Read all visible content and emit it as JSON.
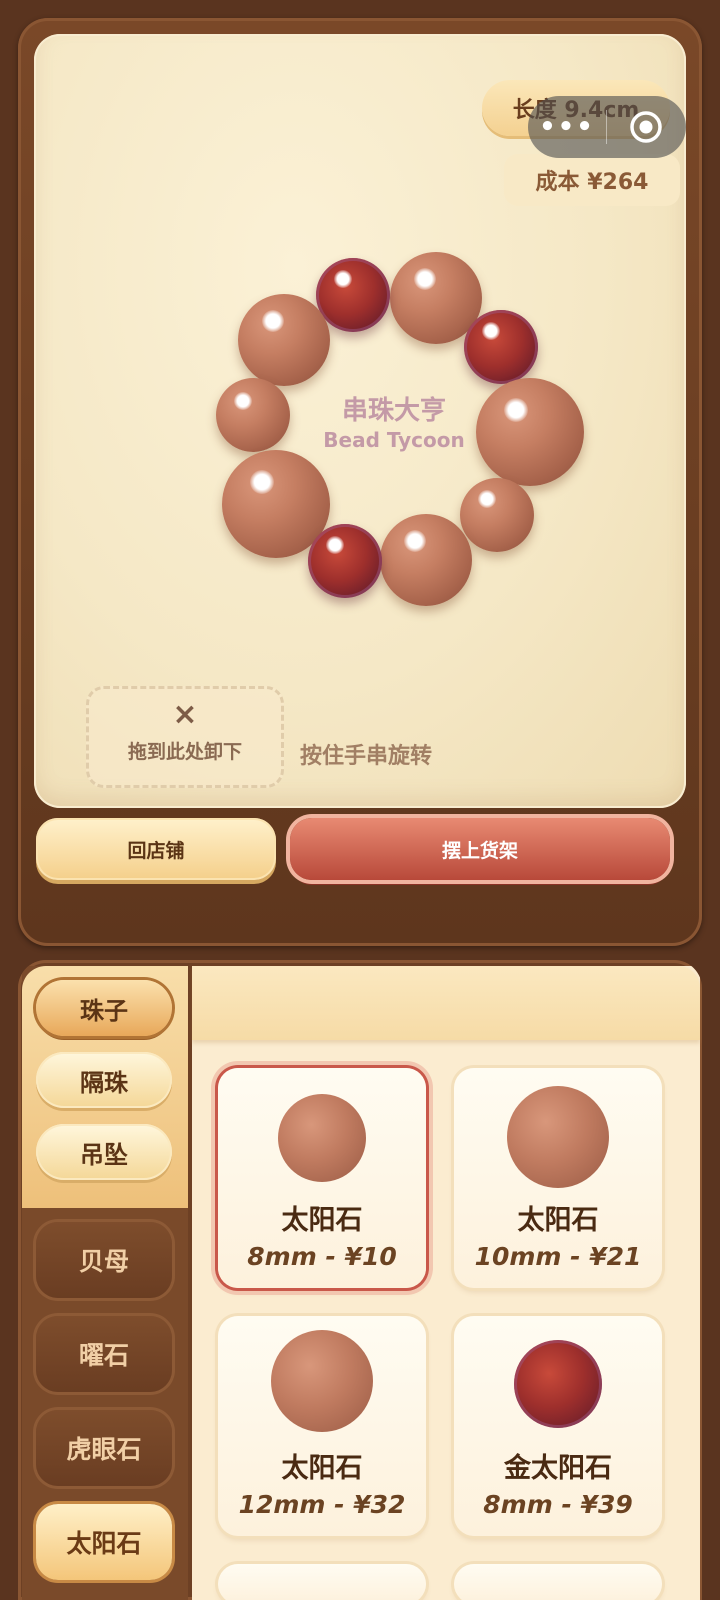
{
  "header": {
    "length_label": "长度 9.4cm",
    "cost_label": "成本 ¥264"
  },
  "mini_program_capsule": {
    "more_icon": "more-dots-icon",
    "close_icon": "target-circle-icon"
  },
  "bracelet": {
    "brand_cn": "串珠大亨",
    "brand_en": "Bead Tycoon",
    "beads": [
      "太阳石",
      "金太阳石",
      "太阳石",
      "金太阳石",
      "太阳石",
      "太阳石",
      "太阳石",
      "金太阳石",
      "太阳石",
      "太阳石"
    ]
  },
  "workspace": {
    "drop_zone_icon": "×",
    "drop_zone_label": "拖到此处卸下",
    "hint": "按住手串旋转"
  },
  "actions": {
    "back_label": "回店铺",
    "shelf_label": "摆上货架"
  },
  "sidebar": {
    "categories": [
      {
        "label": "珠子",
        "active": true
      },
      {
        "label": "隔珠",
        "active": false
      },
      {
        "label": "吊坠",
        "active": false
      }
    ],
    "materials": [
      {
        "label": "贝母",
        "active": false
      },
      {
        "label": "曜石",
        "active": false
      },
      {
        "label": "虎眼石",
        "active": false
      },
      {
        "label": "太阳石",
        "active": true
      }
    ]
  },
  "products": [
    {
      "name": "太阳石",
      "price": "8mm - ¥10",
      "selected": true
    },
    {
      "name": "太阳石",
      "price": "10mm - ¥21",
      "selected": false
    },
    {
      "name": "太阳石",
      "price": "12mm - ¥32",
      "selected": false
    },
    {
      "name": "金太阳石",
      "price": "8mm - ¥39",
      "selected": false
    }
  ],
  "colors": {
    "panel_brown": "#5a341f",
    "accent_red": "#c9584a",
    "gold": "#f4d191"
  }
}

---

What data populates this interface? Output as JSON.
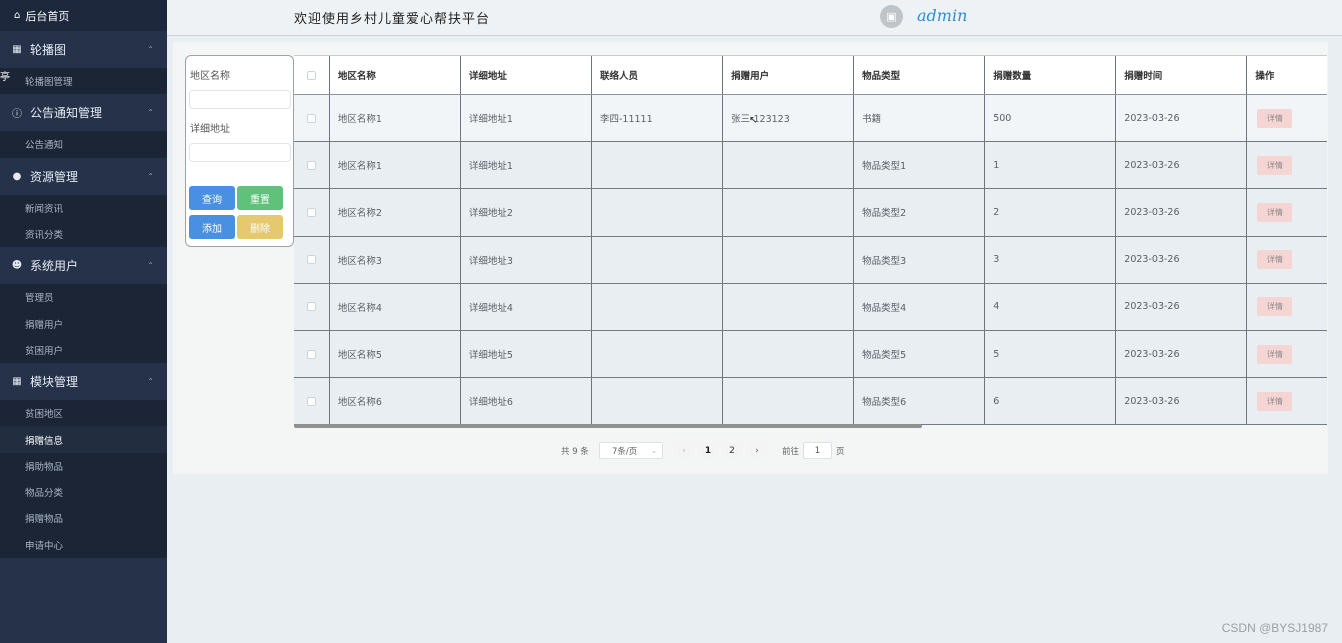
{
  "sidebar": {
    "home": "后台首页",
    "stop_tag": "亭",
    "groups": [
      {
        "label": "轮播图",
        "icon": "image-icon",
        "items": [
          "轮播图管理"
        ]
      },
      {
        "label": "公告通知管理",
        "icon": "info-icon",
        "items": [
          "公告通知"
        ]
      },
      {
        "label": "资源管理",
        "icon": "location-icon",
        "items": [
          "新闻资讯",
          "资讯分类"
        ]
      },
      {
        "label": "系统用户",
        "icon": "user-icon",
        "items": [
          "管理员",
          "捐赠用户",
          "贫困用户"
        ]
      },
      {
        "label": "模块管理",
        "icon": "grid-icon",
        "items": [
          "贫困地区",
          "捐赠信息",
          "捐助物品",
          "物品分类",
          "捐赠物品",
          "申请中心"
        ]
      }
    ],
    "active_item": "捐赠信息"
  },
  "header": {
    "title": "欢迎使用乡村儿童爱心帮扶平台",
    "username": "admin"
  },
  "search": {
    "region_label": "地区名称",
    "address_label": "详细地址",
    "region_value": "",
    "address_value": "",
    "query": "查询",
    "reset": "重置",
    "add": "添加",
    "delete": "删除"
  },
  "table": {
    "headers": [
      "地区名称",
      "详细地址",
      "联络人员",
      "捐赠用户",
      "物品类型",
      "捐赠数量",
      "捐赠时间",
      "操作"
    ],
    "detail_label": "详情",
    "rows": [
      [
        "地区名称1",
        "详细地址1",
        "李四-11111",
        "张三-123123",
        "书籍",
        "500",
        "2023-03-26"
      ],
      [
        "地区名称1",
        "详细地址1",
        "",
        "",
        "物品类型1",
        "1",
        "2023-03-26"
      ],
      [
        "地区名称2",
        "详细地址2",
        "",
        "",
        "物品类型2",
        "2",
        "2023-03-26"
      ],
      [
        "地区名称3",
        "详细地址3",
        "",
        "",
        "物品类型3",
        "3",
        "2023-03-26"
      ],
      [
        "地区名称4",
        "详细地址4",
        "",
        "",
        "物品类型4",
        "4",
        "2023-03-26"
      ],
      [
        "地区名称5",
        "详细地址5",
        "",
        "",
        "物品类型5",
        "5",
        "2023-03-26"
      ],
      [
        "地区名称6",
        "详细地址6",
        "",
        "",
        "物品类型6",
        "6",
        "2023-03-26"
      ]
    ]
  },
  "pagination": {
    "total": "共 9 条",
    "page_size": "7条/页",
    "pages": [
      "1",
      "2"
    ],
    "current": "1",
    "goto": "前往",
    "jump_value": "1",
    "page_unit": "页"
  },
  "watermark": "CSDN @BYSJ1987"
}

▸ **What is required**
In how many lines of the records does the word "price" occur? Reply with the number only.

▸ **Answer section**
4